◆ TASK STATEMENT ◆
The answer must be every line of the data that holds the word "title".

___ SOURCE MATERIAL

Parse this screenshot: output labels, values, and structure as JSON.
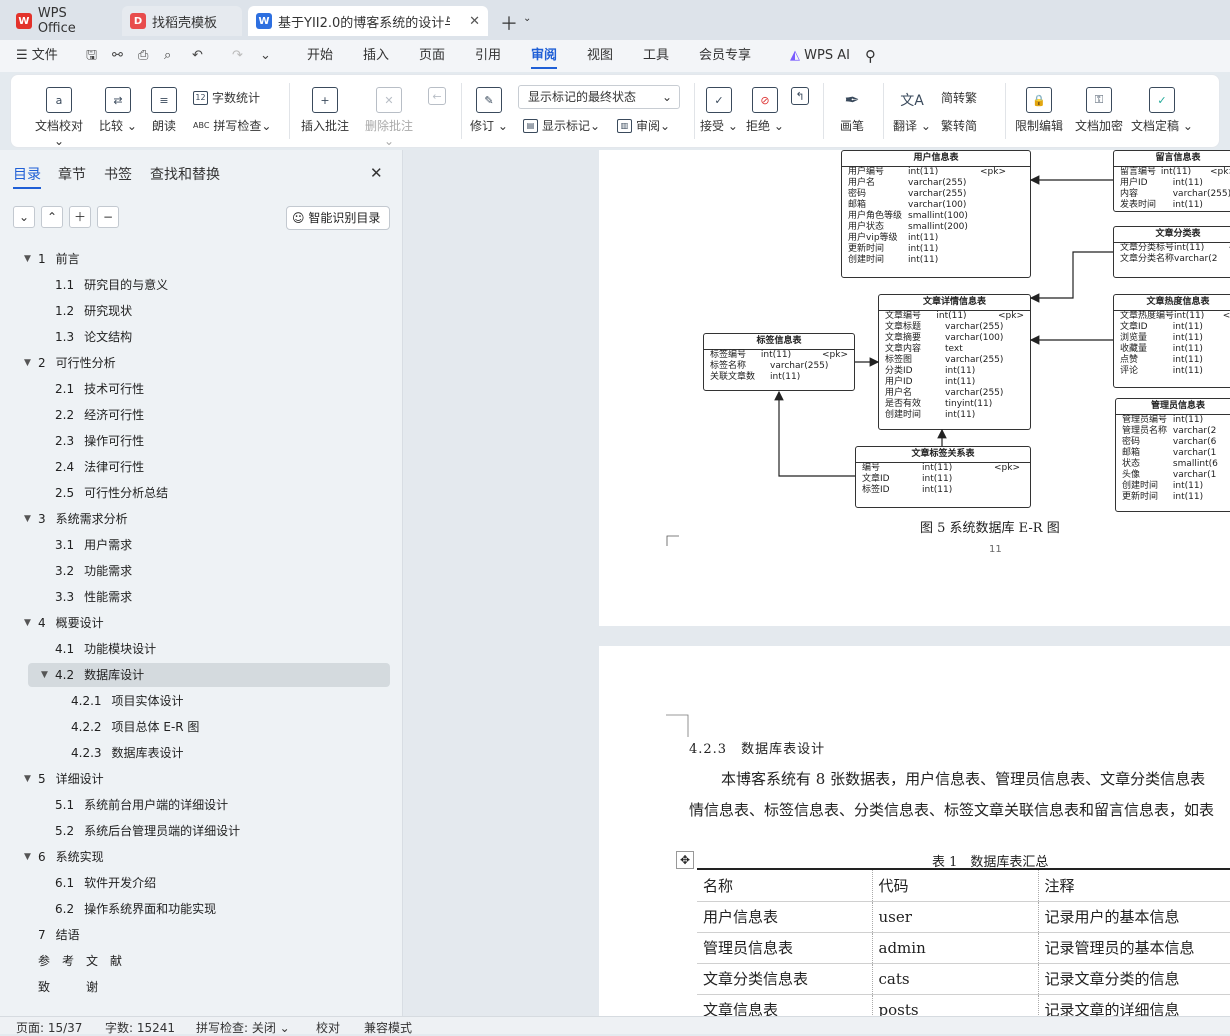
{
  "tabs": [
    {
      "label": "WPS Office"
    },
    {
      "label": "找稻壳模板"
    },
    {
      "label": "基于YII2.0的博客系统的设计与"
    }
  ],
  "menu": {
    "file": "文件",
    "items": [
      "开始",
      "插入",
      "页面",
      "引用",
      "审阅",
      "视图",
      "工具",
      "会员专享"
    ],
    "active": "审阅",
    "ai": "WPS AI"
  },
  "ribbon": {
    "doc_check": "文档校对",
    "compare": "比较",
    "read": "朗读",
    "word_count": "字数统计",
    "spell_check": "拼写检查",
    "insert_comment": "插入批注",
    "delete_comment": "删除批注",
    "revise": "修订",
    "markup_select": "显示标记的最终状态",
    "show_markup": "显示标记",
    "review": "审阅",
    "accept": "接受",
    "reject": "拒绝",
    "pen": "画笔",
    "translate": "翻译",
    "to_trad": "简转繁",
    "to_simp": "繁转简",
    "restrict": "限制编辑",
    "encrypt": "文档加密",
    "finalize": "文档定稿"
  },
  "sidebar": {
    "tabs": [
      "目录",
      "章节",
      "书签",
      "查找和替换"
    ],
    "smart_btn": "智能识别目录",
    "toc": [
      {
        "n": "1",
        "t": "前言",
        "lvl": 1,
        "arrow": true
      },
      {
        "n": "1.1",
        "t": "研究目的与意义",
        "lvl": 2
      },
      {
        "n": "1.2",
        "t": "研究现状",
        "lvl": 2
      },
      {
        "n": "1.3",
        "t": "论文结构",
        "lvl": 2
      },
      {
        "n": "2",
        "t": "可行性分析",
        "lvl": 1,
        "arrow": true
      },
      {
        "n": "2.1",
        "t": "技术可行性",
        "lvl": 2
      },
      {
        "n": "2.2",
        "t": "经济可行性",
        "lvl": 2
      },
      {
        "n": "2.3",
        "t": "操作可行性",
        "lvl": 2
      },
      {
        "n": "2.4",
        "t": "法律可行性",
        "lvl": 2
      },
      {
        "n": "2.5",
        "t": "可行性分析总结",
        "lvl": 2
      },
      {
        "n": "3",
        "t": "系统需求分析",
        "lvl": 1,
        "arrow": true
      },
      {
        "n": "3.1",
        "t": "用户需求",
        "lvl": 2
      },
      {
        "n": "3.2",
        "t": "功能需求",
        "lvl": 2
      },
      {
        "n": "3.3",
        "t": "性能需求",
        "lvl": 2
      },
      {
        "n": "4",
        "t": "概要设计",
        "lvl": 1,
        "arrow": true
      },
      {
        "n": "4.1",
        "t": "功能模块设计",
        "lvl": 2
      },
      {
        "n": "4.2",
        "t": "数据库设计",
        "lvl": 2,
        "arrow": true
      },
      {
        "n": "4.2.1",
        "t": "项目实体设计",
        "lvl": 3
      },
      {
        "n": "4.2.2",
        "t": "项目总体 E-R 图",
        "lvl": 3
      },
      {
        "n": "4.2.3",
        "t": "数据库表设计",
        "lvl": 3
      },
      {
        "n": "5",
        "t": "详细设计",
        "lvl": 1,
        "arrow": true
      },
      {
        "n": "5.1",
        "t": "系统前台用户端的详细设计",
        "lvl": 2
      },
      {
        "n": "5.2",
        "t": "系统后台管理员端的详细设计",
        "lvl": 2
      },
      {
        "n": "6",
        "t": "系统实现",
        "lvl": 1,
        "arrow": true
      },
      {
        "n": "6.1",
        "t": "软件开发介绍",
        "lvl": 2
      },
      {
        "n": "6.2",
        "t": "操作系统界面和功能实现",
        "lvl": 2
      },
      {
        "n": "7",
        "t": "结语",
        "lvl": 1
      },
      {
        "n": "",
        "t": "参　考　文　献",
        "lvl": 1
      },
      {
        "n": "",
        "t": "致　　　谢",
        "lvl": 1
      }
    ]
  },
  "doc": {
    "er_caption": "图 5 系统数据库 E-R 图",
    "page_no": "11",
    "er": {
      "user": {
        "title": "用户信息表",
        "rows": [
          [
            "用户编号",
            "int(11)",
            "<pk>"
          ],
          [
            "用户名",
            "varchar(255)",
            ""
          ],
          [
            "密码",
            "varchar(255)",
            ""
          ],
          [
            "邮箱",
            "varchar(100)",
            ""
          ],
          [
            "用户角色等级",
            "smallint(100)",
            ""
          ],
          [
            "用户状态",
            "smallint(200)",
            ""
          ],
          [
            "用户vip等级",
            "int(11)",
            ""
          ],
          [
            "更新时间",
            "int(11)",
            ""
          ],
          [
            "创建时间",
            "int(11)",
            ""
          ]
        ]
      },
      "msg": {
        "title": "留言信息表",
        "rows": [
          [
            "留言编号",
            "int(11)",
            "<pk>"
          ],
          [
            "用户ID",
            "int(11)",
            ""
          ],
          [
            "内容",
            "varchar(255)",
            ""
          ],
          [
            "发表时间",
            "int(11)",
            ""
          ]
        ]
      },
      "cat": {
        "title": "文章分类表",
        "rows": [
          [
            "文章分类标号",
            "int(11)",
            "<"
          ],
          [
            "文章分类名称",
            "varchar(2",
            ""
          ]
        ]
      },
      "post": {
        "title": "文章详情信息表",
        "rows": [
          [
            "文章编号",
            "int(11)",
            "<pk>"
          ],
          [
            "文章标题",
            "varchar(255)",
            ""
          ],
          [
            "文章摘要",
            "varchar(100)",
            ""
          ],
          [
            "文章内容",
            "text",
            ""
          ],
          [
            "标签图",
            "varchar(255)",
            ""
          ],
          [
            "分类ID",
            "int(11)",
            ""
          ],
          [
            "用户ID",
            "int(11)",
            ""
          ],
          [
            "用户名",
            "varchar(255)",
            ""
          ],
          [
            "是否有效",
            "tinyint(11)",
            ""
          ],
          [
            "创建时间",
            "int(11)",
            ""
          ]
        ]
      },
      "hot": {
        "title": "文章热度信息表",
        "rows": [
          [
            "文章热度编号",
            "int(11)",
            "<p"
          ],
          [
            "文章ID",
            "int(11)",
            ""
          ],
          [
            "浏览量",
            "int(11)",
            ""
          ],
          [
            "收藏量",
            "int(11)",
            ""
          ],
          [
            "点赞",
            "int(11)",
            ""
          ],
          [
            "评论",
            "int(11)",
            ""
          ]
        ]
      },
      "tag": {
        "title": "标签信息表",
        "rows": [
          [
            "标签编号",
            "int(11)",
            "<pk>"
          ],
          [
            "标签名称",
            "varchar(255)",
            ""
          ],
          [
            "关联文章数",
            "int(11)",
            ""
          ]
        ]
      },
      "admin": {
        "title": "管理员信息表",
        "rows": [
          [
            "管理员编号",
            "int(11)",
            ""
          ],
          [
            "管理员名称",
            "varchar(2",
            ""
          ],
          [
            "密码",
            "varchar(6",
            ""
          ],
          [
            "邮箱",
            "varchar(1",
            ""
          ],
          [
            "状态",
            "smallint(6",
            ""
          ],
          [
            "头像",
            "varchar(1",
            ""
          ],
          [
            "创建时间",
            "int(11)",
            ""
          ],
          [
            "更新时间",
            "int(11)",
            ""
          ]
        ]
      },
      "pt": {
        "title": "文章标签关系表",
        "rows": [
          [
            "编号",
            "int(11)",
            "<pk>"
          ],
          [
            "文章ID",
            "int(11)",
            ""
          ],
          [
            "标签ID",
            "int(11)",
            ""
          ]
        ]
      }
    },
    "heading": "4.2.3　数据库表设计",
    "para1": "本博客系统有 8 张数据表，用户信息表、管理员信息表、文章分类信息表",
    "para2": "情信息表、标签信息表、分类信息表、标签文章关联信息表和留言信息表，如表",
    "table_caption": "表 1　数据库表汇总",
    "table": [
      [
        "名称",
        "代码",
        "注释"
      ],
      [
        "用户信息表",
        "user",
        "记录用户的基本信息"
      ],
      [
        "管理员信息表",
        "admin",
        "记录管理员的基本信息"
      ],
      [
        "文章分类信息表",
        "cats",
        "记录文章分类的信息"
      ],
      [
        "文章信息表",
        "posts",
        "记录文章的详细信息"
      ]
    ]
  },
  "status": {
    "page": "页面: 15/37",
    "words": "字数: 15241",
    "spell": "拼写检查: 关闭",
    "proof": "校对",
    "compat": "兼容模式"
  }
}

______

◆ TASK OUTPUT ◆
        "title": "用户信息表",
        "title": "留言信息表",
        "title": "文章分类表",
        "title": "文章详情信息表",
        "title": "文章热度信息表",
        "title": "标签信息表",
        "title": "管理员信息表",
        "title": "文章标签关系表",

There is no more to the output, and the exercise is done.